Jordanians go to the polls

Parliamentary elections are being held in Jordan for the first time since King Abd Allah came to the throne five years ago.

    Election results are expected on
    Wednesday

    Polls opened on Tuesday and are expected to yield results on Wednesday.

    The country’s main opposition party,The Islamic Action Front (IAF) - the political wing of the Muslim Brotherhood, has 30 candidates running.

    The IAF is expected to win nearly a quarter of the 110 seats.

    IAF representatives will not be able to block unpopular bills due to the government majority, but analysts suggest that they could embarrass the government through delaying tactics in parliament and forcing it to be more accountable.

    Jordanian authorities have said the elections will be held in an open and free manner, but opposition members say the vote is designed according to rules favouring pro-government candidates.

    The electoral law was changed to favour tribal candidates from the countryside, who can be depended upon not to challenge the government.

    In 1997, the IAF boycotted parliamentary elections. Their absence made the parliament a pro-government ‘rubber stamp’, as loyalists tightened their grip on power.

    Tuesday’s elections are being overshadowed by the current socio-political climate in the region. Jordanians are upset with the US occupation of Iraq, and have been angry and resentful over the US-backed peace plan to end the Palestinian intifada.

    This could bring a low voter turnout, especially in cities, say analysts.

    The elections are the third multi-party polls since the kingdom began a process of democratisation after riots in 1989.


    YOU MIGHT ALSO LIKE

    The shocking story of Israel's disappeared babies

    The shocking story of Israel's disappeared babies

    New information has come to light about thousands of mostly Yemeni children believed to have been abducted in the 1950s.

    Stories from the sex trade

    Stories from the sex trade

    Dutch sex workers, pimps and johns share their stories.

    Inside the world of India's booming fertility industry
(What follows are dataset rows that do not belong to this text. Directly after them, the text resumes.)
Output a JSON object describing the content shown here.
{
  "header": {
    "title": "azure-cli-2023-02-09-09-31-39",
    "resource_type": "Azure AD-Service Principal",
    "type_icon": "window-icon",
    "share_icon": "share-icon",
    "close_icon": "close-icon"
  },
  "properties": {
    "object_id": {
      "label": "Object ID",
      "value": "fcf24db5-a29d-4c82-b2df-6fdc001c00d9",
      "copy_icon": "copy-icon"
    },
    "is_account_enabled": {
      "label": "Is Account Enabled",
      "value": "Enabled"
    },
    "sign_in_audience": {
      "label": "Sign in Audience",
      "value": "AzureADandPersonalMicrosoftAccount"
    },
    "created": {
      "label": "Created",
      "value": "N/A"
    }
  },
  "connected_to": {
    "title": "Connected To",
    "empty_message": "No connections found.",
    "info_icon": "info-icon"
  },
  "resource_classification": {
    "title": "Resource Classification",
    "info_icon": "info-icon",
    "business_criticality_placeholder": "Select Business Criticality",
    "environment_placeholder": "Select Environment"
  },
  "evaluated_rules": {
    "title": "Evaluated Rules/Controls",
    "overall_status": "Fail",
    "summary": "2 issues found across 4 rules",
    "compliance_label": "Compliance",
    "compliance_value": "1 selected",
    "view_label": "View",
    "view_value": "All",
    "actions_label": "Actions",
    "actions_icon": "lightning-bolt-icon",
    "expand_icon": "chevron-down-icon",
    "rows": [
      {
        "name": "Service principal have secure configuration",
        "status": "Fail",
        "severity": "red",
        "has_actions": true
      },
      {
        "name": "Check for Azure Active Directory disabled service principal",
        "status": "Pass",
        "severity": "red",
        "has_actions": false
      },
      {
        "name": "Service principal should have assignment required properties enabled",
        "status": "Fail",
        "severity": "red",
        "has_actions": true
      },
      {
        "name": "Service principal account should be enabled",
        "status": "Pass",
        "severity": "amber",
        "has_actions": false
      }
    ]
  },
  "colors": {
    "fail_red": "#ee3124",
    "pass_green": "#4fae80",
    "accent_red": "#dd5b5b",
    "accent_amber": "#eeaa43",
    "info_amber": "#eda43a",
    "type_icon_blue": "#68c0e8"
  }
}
    Inside the world of India's booming fertility industry

    As the stigma associated with being childless persists, some elderly women in India risk it all to become mothers.